- Assignment
Go through the entries below and copy every line that holds the word "social".

======== Provided data

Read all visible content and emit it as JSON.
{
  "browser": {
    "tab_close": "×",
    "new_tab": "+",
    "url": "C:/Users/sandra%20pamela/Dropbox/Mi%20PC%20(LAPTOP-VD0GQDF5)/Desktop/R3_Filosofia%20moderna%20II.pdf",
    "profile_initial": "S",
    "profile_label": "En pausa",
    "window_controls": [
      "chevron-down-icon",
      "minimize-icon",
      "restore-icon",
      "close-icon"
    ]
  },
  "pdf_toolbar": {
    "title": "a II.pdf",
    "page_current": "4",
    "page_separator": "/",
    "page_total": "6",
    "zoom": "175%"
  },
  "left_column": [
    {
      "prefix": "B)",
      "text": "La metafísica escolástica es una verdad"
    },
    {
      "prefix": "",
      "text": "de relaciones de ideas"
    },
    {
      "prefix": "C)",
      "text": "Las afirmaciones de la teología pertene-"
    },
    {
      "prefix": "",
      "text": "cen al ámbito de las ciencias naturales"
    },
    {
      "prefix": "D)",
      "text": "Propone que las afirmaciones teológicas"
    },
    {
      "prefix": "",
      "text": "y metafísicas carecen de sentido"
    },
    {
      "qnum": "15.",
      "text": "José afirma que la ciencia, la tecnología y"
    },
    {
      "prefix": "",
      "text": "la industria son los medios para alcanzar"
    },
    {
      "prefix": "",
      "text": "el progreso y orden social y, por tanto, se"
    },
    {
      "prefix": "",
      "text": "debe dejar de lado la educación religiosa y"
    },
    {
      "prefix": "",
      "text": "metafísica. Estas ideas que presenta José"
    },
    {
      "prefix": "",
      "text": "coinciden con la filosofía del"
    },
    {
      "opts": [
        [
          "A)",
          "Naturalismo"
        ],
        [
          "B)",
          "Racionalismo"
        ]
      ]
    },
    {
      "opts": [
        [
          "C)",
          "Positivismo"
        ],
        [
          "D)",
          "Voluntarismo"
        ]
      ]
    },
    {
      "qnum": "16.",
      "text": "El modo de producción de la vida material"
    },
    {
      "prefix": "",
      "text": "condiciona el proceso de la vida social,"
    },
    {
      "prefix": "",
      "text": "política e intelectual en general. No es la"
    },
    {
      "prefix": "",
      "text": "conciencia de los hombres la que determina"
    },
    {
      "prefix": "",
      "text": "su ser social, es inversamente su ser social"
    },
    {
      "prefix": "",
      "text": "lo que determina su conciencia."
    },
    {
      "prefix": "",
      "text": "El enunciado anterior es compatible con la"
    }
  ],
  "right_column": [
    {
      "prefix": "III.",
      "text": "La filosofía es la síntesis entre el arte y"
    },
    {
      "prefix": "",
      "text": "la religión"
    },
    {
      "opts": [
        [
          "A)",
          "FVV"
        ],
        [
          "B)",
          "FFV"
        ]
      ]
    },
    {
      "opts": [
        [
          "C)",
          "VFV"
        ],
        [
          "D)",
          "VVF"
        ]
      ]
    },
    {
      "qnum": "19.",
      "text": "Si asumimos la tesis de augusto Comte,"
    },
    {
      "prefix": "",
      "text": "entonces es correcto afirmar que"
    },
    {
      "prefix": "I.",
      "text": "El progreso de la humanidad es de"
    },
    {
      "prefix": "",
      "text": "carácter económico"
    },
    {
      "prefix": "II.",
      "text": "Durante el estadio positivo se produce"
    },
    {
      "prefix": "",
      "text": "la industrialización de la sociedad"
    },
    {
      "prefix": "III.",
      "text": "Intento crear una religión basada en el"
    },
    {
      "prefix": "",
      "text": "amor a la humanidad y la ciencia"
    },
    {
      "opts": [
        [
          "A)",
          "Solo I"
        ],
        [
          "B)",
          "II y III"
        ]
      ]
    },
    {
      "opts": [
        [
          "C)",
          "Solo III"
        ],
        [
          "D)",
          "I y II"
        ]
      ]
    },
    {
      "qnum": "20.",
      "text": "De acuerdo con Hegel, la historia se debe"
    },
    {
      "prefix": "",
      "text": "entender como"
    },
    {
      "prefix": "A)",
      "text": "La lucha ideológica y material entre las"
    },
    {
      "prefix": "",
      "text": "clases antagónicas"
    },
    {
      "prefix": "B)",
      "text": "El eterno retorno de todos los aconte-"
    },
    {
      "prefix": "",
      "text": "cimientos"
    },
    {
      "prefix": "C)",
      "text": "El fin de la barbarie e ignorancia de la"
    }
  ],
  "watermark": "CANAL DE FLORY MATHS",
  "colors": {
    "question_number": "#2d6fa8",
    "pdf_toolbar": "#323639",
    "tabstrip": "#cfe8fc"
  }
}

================

- Result of this task
      "text": "el progreso y orden social y, por tanto, se"
      "text": "condiciona el proceso de la vida social,"
      "text": "su ser social, es inversamente su ser social"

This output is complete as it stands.